    Powerful unions are not happening in the US. Temporarily inconvenienced millionaires have no use for them.

  2. 2
    Chris says:

    Agreed about the Rudolph panel. He looks adorable.

  3. 3
    Polaris says:

    And then Santa outsources production to China.

  4. 4
    RonF says:

    When I was a Scout B.S.A. uniforms were made in the U.S.A. by union labor. The union bug was sewn into every piece of uniforming I owned (over 40 years I’ve owned a lot of uniforming).

    A few years ago that stopped. The B.S.A. made note of it, explaining that people weren’t buying the uniforming because it just got too expensive. So now it’s made overseas and brought into the U.S. I personally don’t think it’s made as well. I wish they had kept its manufacture here, but the pricing was getting high – in fact it’s still pretty high to put a Scout into a hat, shirt, neckerchief, belt and pants or shorts and socks. Most Troops are happy if you just get the shirt (the various patches that go on the shirt are going to run ~$10 and that’s if you sew them on yourself).

  5. 5
    Mookie says:

    This charity with more than $1 billion in assets is so broke that they won’t buy or subsidize uniforms but will annually pay their CEO a cool halfish mil + benefits. Yep, it’s the union labor what done it!

    If the present is anything like the near future, efforts to organize labor in the US will continue to expand among sub-management pink and white collar workers as well as students, and that will inject cash and resources into the established but shrinking unions they join, merge, ally with, or organize alongside.

  6. 6
    Corso says:


    I’m not going to say the salary CEO of the boy scouts earned, proportional, or wise… But there are 2.3 million boy scouts in America on top of the million or so volunteers. If BSA paid their CEO $0 instead of $500,000, that’d subsidize approximately $0.21 from each scout’s uniform.

    This is something I point out whenever someone points out that a CEO salary is the reason why companies can’t afford things. It’s basically never true. While CEO salaries are portraits of excess and obviously disproportionate to the market, they’re often proportionate to the size of the organization, and end up being a drop in the bucket.

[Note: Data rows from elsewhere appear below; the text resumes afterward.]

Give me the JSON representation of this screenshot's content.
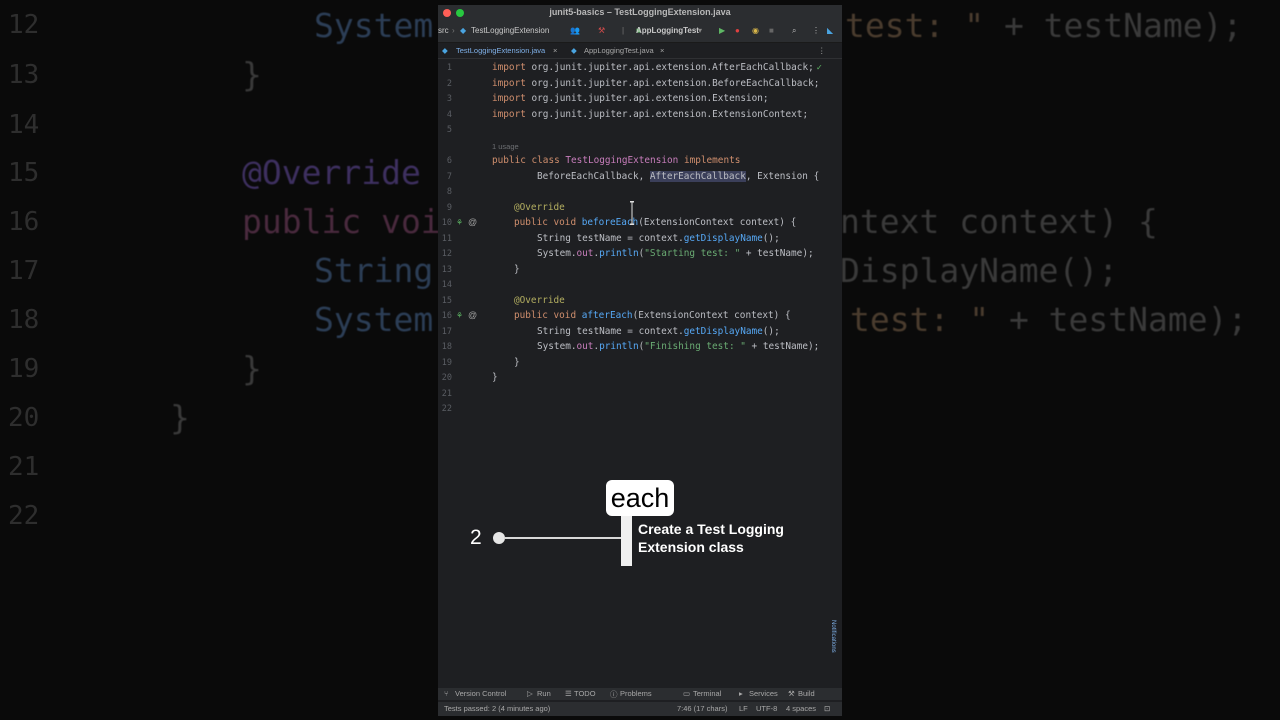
{
  "window": {
    "title": "junit5-basics – TestLoggingExtension.java"
  },
  "toolbar": {
    "breadcrumb_src": "src",
    "breadcrumb_file": "TestLoggingExtension",
    "run_config": "AppLoggingTest"
  },
  "tabs": [
    {
      "label": "TestLoggingExtension.java",
      "active": true
    },
    {
      "label": "AppLoggingTest.java",
      "active": false
    }
  ],
  "editor": {
    "usage_hint": "1 usage",
    "lines": [
      {
        "n": "1"
      },
      {
        "n": "2"
      },
      {
        "n": "3"
      },
      {
        "n": "4"
      },
      {
        "n": "5"
      },
      {
        "n": "6"
      },
      {
        "n": "7"
      },
      {
        "n": "8"
      },
      {
        "n": "9"
      },
      {
        "n": "10"
      },
      {
        "n": "11"
      },
      {
        "n": "12"
      },
      {
        "n": "13"
      },
      {
        "n": "14"
      },
      {
        "n": "15"
      },
      {
        "n": "16"
      },
      {
        "n": "17"
      },
      {
        "n": "18"
      },
      {
        "n": "19"
      },
      {
        "n": "20"
      },
      {
        "n": "21"
      },
      {
        "n": "22"
      }
    ],
    "code": {
      "l1_kw": "import",
      "l1": " org.junit.jupiter.api.extension.AfterEachCallback;",
      "l2_kw": "import",
      "l2": " org.junit.jupiter.api.extension.BeforeEachCallback;",
      "l3_kw": "import",
      "l3": " org.junit.jupiter.api.extension.Extension;",
      "l4_kw": "import",
      "l4": " org.junit.jupiter.api.extension.ExtensionContext;",
      "l6_kw": "public class",
      "l6_cls": "TestLoggingExtension",
      "l6_impl": "implements",
      "l7_a": "BeforeEachCallback, ",
      "l7_hl": "AfterEachCallback",
      "l7_b": ", Extension {",
      "l9_ann": "@Override",
      "l10_kw": "public void",
      "l10_fn": "beforeEach",
      "l10_rest": "(ExtensionContext context) {",
      "l11_a": "String testName = context.",
      "l11_fn": "getDisplayName",
      "l11_b": "();",
      "l12_a": "System.",
      "l12_fld": "out",
      "l12_b": ".",
      "l12_fn": "println",
      "l12_c": "(",
      "l12_str": "\"Starting test: \"",
      "l12_d": " + testName);",
      "l13": "}",
      "l15_ann": "@Override",
      "l16_kw": "public void",
      "l16_fn": "afterEach",
      "l16_rest": "(ExtensionContext context) {",
      "l17_a": "String testName = context.",
      "l17_fn": "getDisplayName",
      "l17_b": "();",
      "l18_a": "System.",
      "l18_fld": "out",
      "l18_b": ".",
      "l18_fn": "println",
      "l18_c": "(",
      "l18_str": "\"Finishing test: \"",
      "l18_d": " + testName);",
      "l19": "}",
      "l20": "}"
    }
  },
  "bottom_tools": {
    "version_control": "Version Control",
    "run": "Run",
    "todo": "TODO",
    "problems": "Problems",
    "terminal": "Terminal",
    "services": "Services",
    "build": "Build"
  },
  "status": {
    "left": "Tests passed: 2 (4 minutes ago)",
    "position": "7:46 (17 chars)",
    "line_sep": "LF",
    "encoding": "UTF-8",
    "indent": "4 spaces"
  },
  "notifications_label": "Notifications",
  "overlay": {
    "step_number": "2",
    "word": "each",
    "caption": "Create a Test Logging Extension class"
  },
  "background_code": {
    "n12": "12",
    "n13": "13",
    "n14": "14",
    "n15": "15",
    "n16": "16",
    "n17": "17",
    "n18": "18",
    "n19": "19",
    "n20": "20",
    "n21": "21",
    "n22": "22",
    "r12_left": "System.",
    "r12_right_str": "test: \"",
    "r12_right": " + testName);",
    "r13": "}",
    "r15": "@Override",
    "r16_left": "public void",
    "r16_right": "ntext context) {",
    "r17_left": "String",
    "r17_right": "DisplayName();",
    "r18_left": "System.",
    "r18_right_str": "test: \"",
    "r18_right": " + testName);",
    "r19": "}",
    "r20": "}"
  },
  "colors": {
    "editor_bg": "#1e1f22",
    "keyword": "#cf8e6d",
    "annotation": "#b3ae60",
    "string": "#6aab73",
    "function": "#56a8f5"
  }
}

CEO salaries, particularly in America, are huge wastes of cash given to people who perpetually fail upwards, and I agree that there should be pressure on companies to reimagine their leadership compensation… But even if you gutted every CEO position in America, you’d only be able to give their employees pennies.

    As another example; The CEO of Walmart America makes 22.1 million, which is crazy huge and disproportionate… But there are 1.5 million Wal Mart Employees; If you cut the CEO salary, you’d get about $14 bucks per employee. Would you like that in a lump sum or pro-rated onto their wages?

    My point is that the wage problem is not actually encapsulated in CEO salaries, CEO salaries are just opulent, low-hanging fruit.

  7. 7
    RonF says:

    The B.S.A.’s assets consist of its high adventure bases such as Philmont and Summit, an office building and various investments. Selling off the program locations would materially injure its ability to provide program to its members. Selling off the investments would deprive it of the income it needs to maintain the program locations; three of which I have used and they take a LOT of maintenance to maintain safety standards while providing program. Then there’s the amount of money they’re going to need to pay off the abuse claims. Between that and what are likely increased liability insurance premiums, annual registration fees to go from ~$22 to ~$100 in the last two years.

    I’ve been a member of the B.S.A. for about 40 years. National Council is far from perfect. And from what I can tell they likely do share some responsibility for some of the abuses that occurred. Organizational changes are needed. But there’s not a lot of spare money in the national organization, nor in the vast majority of the local Councils.

  8. 8
    RonF says:

    I don’t begrudge the salary of the B.S.A.’s CEO. I figure most CEOs of organizations it’s size and reach earn more, and don’t receive nearly as many death threats.